MANTA RAY is another environmental poem. The ray is a “Dirt Devil” of the ocean floor; cleaning himself with water (ablutions). HUMAN again brings Manta Ray to his doom.  Gills filled with plastic – an environment hosting toxin, polluting the vast sea.

NARWHAL – a small arctic whale, an entrepreneur of sorts. This poem exercises the technique of assonance in parts of the piece. Not true rhyme in all places, but aptly written with resemblances of sounds.

The OX brings humor, the PLATYPUS brings us back to threats of death and doom, not being an agile creature, he found himself often ridiculed UNTIL he exercised the poison in his feet.  The evens out the inequalities.  QUAIL in Tokyo – a Zen creature. We get into a wild ride when REIGNDEER enters the book.  There is an uprising against Santa. This long poem, also environmental by nature, takes on traits of “Twas The Night Before Christmas.”  Santa is not so jovial and Mrs. Claus is the support system for the cause of Christmas.

SQUIRREL uses homonyms in its opening structure, along with the use of anomaly (irregularity) further into this poem.

Jump to VIXEN (foxy bitch), a dancer, temptress, desirable.  How else would satirical poetry end itself?  ZONKEY, of course.  With his donkey, zebra fusion – hybrid, politics definitely enters into the piece of work, with reference to America’s, Donald Trump, “once the head of the American Zoo.”  

We end, our eyes opened to a new view on politics, environment, assonance, rhyme, survival of the fittest, a true compilation of society as we live it in modern day. From Antelope’ to Zonkey, this book is a literary journey through life.  Seriousness, humor too, one cannot go wrong in reading this book, prolific with chance meetings (in a style that’s leading), from Antelope to Zonkey, this grouping somewhat wonky. The Alphabet According to Several Strange Creatures is available to buy from Apple Books and Kindle. 

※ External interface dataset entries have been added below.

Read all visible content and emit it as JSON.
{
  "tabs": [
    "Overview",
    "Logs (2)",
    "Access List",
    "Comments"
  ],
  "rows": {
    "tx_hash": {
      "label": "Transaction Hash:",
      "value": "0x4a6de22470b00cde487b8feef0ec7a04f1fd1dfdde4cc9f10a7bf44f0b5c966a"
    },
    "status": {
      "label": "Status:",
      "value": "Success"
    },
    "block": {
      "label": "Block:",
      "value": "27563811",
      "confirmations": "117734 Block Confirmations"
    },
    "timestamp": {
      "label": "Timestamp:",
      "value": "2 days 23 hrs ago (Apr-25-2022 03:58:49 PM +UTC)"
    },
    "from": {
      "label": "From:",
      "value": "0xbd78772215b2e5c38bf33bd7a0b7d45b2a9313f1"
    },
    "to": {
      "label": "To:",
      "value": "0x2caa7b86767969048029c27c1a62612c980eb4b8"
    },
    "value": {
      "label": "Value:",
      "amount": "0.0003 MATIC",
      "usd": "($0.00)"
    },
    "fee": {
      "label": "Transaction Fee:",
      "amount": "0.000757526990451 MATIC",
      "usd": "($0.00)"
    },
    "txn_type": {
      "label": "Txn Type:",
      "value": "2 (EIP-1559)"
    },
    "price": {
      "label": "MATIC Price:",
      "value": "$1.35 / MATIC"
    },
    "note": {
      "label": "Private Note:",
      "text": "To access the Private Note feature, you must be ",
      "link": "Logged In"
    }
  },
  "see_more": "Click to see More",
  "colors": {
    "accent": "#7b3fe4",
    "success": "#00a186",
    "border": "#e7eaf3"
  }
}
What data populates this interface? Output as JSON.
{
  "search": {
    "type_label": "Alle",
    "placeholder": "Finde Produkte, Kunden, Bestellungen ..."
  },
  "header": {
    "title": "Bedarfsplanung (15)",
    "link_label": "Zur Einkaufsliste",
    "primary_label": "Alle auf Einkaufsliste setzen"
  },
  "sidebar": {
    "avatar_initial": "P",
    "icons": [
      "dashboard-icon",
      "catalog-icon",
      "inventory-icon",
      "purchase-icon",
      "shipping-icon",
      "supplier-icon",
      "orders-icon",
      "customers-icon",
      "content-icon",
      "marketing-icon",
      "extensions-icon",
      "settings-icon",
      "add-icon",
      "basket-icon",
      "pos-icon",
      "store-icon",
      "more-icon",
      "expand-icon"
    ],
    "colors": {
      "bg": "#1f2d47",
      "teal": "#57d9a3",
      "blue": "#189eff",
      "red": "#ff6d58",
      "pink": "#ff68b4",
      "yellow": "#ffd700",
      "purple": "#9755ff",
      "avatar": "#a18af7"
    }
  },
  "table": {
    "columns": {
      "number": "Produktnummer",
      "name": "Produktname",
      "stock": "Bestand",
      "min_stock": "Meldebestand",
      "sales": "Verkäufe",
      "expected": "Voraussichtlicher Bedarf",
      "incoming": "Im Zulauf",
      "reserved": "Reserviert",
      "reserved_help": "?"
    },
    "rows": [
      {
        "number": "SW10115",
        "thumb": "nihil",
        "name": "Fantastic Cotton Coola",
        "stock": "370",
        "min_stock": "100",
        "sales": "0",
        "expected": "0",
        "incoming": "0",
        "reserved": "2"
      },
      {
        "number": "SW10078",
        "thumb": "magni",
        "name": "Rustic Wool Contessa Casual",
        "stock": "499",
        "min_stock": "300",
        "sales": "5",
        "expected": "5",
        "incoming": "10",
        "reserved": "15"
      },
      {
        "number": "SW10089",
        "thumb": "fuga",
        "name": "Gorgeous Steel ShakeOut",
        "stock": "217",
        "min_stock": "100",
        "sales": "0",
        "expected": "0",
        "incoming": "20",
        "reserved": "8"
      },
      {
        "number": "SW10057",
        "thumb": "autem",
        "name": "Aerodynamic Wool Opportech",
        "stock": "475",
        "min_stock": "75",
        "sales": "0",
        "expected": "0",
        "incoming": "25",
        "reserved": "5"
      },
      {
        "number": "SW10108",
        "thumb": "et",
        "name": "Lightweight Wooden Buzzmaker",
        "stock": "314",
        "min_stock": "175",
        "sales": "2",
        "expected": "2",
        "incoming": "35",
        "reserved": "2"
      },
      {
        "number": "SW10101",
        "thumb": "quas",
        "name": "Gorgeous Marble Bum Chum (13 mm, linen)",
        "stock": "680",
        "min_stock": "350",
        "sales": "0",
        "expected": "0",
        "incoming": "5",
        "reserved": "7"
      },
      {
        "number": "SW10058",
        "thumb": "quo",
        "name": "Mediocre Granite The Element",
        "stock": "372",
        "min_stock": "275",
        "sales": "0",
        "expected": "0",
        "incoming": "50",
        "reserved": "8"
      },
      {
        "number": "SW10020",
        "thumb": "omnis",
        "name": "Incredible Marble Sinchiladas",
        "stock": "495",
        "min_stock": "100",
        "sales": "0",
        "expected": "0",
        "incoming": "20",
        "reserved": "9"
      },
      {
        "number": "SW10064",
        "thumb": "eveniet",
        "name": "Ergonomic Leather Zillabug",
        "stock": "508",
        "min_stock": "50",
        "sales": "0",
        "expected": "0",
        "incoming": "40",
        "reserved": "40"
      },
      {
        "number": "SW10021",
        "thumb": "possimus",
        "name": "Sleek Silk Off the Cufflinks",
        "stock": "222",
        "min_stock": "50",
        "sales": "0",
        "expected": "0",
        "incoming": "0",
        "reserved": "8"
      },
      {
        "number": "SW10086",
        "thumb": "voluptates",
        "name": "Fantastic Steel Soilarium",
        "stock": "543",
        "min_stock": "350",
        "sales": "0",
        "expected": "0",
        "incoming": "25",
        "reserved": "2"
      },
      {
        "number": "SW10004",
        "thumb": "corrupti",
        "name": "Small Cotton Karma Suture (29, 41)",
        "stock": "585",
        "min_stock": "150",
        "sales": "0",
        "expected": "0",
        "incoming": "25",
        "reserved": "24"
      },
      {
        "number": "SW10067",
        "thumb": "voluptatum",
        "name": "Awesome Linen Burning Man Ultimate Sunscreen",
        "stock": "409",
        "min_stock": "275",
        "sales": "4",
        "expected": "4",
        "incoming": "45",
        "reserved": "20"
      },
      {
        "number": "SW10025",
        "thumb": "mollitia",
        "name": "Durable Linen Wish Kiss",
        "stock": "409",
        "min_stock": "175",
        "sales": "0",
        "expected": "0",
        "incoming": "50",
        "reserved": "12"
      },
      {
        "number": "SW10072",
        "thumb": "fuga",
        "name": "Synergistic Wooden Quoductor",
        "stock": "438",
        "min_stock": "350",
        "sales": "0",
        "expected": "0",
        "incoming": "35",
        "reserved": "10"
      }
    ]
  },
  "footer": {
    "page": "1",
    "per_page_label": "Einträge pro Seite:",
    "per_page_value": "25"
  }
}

About the reviewer: Michellia Wilson is a 57 year old poet living in Northwest Tennessee.  She is disabled but able to work a part time job as director of a small local library. She enjoys all the poetry she finds on a 200 acre family farm. “Everything is poetry”, as she often writes about the nature around her. Michellia has a daughter and two grandchildren, who live on the “other end of the pond.”  Beside reading and writing,  Michellia enjoys spending time with the ladies in her Sunday School class.